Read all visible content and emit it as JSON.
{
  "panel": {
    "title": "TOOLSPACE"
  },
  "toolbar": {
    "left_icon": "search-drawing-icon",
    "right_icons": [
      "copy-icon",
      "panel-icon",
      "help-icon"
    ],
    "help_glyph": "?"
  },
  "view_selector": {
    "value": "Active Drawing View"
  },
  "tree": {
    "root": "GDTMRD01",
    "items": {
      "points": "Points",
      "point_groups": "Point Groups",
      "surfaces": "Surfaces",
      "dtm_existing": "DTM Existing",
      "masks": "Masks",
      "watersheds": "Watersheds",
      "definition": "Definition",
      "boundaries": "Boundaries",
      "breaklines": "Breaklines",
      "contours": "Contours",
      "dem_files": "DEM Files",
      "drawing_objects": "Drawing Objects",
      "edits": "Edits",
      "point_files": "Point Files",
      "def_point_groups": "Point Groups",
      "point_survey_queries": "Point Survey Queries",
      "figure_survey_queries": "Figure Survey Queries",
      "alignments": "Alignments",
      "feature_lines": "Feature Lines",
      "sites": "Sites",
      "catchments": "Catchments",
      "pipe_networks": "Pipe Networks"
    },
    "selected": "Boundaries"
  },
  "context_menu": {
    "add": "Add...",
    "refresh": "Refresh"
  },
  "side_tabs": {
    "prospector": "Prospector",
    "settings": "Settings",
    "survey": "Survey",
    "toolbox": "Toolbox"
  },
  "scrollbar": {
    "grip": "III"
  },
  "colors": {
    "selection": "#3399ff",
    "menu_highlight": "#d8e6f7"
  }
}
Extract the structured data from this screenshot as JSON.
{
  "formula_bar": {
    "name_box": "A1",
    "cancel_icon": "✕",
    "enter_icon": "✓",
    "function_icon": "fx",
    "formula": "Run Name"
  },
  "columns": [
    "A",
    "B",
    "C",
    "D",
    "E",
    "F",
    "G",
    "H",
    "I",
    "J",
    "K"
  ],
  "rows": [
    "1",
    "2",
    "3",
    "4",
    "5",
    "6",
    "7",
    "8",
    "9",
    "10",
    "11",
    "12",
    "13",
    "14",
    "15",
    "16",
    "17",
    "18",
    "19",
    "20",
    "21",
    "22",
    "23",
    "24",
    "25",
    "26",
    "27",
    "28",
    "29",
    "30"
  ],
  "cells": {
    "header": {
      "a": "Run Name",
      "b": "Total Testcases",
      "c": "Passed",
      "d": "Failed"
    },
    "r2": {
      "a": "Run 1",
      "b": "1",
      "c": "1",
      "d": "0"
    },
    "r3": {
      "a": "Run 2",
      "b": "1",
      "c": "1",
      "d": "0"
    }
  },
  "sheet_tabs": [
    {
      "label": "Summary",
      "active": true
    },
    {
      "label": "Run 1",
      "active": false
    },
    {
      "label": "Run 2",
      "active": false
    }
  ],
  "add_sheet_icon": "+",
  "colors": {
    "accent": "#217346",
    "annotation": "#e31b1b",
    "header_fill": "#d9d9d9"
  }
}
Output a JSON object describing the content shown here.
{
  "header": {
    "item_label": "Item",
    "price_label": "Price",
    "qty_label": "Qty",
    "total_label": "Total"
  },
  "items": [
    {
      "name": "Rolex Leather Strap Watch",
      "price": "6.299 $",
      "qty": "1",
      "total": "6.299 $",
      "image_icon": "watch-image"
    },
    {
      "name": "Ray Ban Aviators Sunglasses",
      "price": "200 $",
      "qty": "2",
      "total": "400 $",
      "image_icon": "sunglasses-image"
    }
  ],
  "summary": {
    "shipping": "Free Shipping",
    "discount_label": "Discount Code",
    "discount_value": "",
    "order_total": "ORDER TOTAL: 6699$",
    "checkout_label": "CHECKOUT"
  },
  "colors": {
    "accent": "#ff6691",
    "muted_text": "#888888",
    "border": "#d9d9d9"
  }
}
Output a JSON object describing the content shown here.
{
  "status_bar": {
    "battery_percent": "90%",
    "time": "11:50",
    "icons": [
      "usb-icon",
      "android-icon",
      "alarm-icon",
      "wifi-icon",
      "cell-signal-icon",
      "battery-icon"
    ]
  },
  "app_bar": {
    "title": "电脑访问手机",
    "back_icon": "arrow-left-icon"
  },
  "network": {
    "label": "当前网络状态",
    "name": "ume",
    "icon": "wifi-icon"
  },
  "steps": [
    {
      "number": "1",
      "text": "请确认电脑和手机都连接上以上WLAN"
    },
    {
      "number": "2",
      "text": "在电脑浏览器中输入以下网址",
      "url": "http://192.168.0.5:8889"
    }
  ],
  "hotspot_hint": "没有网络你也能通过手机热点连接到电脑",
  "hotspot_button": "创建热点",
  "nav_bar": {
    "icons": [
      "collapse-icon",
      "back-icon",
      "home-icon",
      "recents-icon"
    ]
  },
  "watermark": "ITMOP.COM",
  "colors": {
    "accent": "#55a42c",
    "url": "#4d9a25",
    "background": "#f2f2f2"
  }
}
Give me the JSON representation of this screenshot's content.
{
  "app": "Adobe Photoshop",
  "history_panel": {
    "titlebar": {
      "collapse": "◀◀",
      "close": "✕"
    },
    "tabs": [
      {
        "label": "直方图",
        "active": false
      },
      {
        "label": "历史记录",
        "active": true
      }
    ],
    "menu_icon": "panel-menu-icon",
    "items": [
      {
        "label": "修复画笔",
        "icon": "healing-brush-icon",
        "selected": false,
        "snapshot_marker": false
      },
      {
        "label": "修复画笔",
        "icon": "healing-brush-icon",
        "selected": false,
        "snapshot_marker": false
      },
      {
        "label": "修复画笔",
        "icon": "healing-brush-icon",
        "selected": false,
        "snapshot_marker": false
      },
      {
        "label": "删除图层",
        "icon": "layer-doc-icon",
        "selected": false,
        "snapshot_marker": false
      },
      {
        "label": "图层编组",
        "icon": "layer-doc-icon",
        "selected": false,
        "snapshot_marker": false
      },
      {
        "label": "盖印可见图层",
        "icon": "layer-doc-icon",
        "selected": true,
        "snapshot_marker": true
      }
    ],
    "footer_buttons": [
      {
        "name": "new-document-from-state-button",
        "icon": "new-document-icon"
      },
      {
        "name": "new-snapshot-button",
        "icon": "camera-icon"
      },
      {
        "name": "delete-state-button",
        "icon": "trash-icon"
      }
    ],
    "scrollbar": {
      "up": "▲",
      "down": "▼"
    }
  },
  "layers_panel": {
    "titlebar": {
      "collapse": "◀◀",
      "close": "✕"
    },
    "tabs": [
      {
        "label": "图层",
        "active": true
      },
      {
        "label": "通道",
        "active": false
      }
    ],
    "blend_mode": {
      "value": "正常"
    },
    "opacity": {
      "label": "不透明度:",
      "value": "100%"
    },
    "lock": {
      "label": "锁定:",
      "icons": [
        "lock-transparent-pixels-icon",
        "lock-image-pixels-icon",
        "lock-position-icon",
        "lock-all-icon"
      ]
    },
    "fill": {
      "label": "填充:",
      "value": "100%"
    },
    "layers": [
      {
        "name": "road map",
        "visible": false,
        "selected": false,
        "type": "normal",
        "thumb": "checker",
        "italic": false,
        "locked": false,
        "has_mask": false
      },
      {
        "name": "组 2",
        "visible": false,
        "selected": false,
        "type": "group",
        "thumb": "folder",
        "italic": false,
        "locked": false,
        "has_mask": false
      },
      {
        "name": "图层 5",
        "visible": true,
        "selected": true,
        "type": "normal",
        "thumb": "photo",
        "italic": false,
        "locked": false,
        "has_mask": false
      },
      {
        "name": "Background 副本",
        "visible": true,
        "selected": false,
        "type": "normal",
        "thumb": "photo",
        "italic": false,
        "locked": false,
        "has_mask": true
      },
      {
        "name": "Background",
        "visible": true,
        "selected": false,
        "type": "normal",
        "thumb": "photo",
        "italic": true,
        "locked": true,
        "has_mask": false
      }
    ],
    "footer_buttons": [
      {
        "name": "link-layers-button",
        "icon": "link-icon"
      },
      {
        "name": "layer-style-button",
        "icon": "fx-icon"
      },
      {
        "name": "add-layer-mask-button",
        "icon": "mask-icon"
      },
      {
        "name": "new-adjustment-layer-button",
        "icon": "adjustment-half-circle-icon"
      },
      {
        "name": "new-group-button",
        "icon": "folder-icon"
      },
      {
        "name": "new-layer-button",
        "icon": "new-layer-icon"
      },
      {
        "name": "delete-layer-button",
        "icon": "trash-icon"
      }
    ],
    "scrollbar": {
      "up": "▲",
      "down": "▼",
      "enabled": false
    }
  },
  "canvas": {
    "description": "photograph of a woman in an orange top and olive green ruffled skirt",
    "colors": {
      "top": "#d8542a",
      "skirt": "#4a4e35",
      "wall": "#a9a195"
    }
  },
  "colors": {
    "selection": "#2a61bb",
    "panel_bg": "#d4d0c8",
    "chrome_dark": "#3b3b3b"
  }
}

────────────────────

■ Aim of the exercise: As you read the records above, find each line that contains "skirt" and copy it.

■ Output of the exercise:
    "description": "photograph of a woman in an orange top and olive green ruffled skirt",
      "skirt": "#4a4e35",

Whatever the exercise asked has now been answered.